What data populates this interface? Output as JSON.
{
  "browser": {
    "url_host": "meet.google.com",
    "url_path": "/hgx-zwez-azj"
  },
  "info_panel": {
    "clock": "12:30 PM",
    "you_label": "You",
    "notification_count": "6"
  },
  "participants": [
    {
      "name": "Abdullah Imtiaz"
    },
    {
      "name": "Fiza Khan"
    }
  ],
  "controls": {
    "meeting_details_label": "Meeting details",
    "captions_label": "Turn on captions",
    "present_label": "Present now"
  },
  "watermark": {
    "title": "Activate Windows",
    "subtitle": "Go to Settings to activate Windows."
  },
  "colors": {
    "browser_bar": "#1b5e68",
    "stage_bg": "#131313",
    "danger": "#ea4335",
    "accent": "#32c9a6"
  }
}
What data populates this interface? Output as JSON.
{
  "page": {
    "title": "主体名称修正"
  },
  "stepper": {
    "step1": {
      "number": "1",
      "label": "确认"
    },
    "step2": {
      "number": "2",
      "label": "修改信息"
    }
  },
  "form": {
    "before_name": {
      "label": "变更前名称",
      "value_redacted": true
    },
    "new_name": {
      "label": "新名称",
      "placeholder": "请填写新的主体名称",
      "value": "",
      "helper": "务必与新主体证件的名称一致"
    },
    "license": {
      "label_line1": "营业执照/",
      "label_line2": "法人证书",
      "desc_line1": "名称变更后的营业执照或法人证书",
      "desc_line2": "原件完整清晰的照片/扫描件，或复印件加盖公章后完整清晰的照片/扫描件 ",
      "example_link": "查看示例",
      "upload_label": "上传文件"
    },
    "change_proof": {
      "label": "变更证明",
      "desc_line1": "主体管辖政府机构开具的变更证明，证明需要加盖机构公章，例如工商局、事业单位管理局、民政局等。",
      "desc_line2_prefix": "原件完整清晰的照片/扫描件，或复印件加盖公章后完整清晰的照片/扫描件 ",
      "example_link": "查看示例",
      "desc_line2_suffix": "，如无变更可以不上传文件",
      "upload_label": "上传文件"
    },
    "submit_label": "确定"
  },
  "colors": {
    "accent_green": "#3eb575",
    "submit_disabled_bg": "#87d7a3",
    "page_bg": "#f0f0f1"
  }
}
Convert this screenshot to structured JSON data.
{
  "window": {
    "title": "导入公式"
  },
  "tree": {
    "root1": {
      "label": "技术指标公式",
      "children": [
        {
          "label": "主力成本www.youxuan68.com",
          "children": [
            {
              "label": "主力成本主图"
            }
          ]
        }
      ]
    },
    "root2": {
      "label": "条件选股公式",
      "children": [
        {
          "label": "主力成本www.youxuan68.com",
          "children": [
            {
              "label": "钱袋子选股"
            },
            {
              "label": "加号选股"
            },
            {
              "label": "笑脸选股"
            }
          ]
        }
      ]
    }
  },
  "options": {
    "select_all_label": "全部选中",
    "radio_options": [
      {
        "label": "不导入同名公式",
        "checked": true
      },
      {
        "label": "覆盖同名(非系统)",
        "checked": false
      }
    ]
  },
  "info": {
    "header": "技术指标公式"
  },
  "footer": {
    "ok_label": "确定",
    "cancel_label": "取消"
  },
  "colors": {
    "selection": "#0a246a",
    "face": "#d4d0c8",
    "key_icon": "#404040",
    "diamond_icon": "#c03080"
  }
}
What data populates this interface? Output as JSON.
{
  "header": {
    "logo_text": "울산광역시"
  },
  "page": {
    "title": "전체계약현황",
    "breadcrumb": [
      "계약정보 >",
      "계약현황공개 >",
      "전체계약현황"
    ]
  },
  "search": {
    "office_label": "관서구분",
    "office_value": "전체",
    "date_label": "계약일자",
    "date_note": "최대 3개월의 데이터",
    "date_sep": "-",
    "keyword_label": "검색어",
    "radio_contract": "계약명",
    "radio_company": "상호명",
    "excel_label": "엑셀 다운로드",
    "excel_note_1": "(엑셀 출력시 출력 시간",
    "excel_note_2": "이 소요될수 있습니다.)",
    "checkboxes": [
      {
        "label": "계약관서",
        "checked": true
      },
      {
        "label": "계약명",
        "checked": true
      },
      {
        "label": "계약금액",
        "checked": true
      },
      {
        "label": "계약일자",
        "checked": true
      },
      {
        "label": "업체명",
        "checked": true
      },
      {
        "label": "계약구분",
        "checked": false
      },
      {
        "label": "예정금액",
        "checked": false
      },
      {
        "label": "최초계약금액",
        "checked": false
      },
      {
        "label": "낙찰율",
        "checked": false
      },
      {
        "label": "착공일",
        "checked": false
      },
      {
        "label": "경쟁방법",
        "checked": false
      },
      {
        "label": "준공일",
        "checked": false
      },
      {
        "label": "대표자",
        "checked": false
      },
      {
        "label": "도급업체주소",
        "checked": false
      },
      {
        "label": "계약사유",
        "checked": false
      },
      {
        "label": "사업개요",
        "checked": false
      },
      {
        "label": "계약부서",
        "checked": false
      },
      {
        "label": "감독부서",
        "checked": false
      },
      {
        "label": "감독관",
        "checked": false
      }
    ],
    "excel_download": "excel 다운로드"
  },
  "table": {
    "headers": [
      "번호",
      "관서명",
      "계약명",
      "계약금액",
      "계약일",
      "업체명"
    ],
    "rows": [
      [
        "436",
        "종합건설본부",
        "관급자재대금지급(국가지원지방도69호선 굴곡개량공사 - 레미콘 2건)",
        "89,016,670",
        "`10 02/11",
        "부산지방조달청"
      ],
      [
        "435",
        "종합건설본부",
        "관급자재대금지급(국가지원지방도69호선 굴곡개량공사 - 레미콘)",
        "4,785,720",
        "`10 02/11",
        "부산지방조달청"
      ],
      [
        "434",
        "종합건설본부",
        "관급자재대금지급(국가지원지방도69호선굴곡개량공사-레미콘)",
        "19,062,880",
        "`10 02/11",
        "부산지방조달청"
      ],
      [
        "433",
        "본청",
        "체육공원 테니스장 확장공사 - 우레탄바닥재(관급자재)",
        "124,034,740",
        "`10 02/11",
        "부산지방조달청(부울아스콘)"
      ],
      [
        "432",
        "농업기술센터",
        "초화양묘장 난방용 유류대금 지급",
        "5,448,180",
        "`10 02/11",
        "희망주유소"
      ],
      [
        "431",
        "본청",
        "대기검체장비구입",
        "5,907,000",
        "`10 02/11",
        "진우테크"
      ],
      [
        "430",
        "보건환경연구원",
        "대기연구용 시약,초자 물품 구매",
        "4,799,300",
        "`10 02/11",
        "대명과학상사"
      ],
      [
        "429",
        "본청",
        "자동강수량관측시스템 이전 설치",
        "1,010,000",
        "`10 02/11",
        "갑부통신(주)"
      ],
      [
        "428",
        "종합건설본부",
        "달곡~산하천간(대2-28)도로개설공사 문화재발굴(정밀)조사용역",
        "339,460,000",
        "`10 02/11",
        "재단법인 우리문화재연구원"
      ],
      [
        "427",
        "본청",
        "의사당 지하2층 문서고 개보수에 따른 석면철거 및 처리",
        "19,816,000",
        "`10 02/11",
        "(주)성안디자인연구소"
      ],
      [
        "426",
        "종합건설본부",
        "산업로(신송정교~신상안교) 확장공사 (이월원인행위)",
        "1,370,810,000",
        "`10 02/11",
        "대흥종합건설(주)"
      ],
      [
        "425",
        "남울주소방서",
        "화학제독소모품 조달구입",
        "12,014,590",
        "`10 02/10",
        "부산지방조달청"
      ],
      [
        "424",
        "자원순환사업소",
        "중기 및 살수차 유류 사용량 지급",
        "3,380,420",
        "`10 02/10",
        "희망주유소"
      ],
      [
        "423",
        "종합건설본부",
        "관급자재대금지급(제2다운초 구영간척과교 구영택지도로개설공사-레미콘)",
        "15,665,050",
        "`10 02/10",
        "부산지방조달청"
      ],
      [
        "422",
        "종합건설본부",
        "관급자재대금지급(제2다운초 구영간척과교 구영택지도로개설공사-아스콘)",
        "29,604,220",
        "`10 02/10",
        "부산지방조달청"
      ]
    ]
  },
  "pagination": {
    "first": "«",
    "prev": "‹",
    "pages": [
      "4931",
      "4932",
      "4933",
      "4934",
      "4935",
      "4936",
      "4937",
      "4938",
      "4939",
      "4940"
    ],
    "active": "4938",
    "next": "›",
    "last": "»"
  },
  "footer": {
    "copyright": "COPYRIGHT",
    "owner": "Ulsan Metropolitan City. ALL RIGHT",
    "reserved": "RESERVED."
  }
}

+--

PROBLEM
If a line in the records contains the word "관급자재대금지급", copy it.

FINAL ANSWER
        "관급자재대금지급(국가지원지방도69호선 굴곡개량공사 - 레미콘 2건)",
        "관급자재대금지급(국가지원지방도69호선 굴곡개량공사 - 레미콘)",
        "관급자재대금지급(국가지원지방도69호선굴곡개량공사-레미콘)",
        "관급자재대금지급(제2다운초 구영간척과교 구영택지도로개설공사-레미콘)",
        "관급자재대금지급(제2다운초 구영간척과교 구영택지도로개설공사-아스콘)",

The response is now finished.